Now I’m not advocating a “you scratch my back, I’ll scratch yours” sort of mentality here, but I know that some bloggers are so scared they might lose traffic if they link to another blog. I’ve found the exact opposite to be true.

If you find a great blog or blog post that you think your readers would love, share it on your blog or Facebook Page! Don’t keep a good thing to yourself.

9. Network with Other Bloggers.

Back when I first starting blogging, if you blogged semi-consistently and were even remotely interesting, you had no problem getting readers. Nowadays, there are so many more blogs and it’s a lot harder to build your readership. One of the key components-aside from so many of the other things we’ve discussed in this series-is to network with other bloggers.

I’ve learned everything I know about blogging from more experienced and wiser people. They’ve given me counsel, they’ve taught me things I would have never figured out on my own, they’ve encouraged me when I was feeling burnt out or discouraged, and they’ve challenged me to better myself as a blogger and writer.

Find bloggers you can connect with (either online or in your local area) to bounce ideas off of, to keep each other accountable and to share new things you’re learning or experimenting. These friendships can be invaluable-and it’s also nice to spend time with people who “get” what this whole blogging thing is about!

Partner with other bloggers to create a series.

10. Create a Community.

Finally, if you want to build your readership, you need to be there for them. Don’t just write a post and then disappear and let readers talk amongst themselves in the comments. Respond to questions asked and interact with your readers on a regular basis. In fact, when you are first starting out, you might to try to respond to all comments left. It encourages people to stick around and it makes them feel a part of a community.

Even if you can’t respond to every comment, whatever you do, don’t just show up to respond to commenters. As Jon Acuff says, “If you only respond to jerks on your blog, eventually you’ll create a blog that only jerks read.” It’s totally okay to explain yourself to those who misunderstood your post or are offended, but it’s much more important to respond to the faithful, encouraging commenters. They care much more deeply about you than a fly-by-night nasty anonymous commenter ever does.
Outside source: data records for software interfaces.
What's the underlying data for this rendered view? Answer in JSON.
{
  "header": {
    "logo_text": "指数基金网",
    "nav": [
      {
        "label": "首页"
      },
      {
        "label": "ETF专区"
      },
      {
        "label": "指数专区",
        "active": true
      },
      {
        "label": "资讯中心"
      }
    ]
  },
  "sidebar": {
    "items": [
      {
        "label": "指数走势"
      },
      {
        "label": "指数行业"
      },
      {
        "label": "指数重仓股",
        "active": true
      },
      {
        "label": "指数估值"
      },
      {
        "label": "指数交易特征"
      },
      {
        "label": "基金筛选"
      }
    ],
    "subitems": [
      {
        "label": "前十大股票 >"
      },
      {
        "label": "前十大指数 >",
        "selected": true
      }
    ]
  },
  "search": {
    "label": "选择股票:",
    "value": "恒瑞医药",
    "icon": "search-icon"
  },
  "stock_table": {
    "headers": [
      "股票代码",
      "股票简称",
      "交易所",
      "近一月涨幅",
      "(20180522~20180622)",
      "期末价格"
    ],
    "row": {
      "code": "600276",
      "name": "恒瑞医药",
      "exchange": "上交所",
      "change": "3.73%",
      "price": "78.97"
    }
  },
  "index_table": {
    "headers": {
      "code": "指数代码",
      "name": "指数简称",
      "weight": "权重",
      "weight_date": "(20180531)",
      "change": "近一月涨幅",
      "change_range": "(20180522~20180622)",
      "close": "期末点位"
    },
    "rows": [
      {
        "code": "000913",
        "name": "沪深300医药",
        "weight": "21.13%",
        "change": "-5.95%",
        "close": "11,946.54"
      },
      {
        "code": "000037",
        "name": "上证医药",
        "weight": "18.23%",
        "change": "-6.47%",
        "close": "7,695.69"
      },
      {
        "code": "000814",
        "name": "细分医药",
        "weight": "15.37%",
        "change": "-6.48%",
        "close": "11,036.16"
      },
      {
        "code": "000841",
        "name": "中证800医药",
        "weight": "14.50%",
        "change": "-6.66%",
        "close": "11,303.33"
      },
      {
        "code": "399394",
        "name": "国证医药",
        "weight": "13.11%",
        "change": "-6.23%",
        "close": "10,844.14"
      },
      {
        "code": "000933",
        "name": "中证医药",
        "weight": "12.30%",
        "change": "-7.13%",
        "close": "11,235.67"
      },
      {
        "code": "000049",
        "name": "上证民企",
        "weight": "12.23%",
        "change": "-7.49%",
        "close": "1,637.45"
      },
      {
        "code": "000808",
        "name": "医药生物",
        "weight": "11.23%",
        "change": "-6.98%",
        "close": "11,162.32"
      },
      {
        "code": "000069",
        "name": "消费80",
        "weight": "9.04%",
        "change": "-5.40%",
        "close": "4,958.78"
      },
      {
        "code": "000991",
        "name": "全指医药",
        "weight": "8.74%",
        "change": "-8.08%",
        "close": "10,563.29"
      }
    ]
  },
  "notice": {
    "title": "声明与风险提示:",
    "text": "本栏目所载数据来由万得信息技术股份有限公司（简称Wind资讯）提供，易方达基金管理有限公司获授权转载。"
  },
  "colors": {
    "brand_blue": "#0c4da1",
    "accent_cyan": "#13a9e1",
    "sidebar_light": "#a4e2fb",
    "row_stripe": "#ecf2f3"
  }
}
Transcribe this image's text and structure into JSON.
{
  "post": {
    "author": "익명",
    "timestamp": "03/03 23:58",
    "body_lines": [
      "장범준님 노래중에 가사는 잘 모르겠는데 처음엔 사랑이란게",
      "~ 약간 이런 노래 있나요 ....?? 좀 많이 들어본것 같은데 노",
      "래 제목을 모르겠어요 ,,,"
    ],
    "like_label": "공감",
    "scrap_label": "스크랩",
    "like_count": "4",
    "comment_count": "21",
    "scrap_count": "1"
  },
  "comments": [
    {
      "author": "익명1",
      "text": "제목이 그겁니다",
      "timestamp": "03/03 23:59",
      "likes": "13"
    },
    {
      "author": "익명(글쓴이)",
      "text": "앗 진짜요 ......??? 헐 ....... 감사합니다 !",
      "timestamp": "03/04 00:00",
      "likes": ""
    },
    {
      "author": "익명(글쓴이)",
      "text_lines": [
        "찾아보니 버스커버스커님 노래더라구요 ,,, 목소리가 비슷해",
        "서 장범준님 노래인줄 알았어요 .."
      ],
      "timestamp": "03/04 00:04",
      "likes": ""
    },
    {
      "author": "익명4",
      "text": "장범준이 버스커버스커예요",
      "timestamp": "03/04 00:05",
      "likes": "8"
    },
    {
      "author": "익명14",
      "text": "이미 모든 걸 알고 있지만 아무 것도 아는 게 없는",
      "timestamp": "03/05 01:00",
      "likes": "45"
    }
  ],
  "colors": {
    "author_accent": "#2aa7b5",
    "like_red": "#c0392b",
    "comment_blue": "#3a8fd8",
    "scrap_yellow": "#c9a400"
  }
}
In addition, listen to your readers: ask for their advice, welcome their input, and let them know how much you appreciate them.

Cheers

OJ!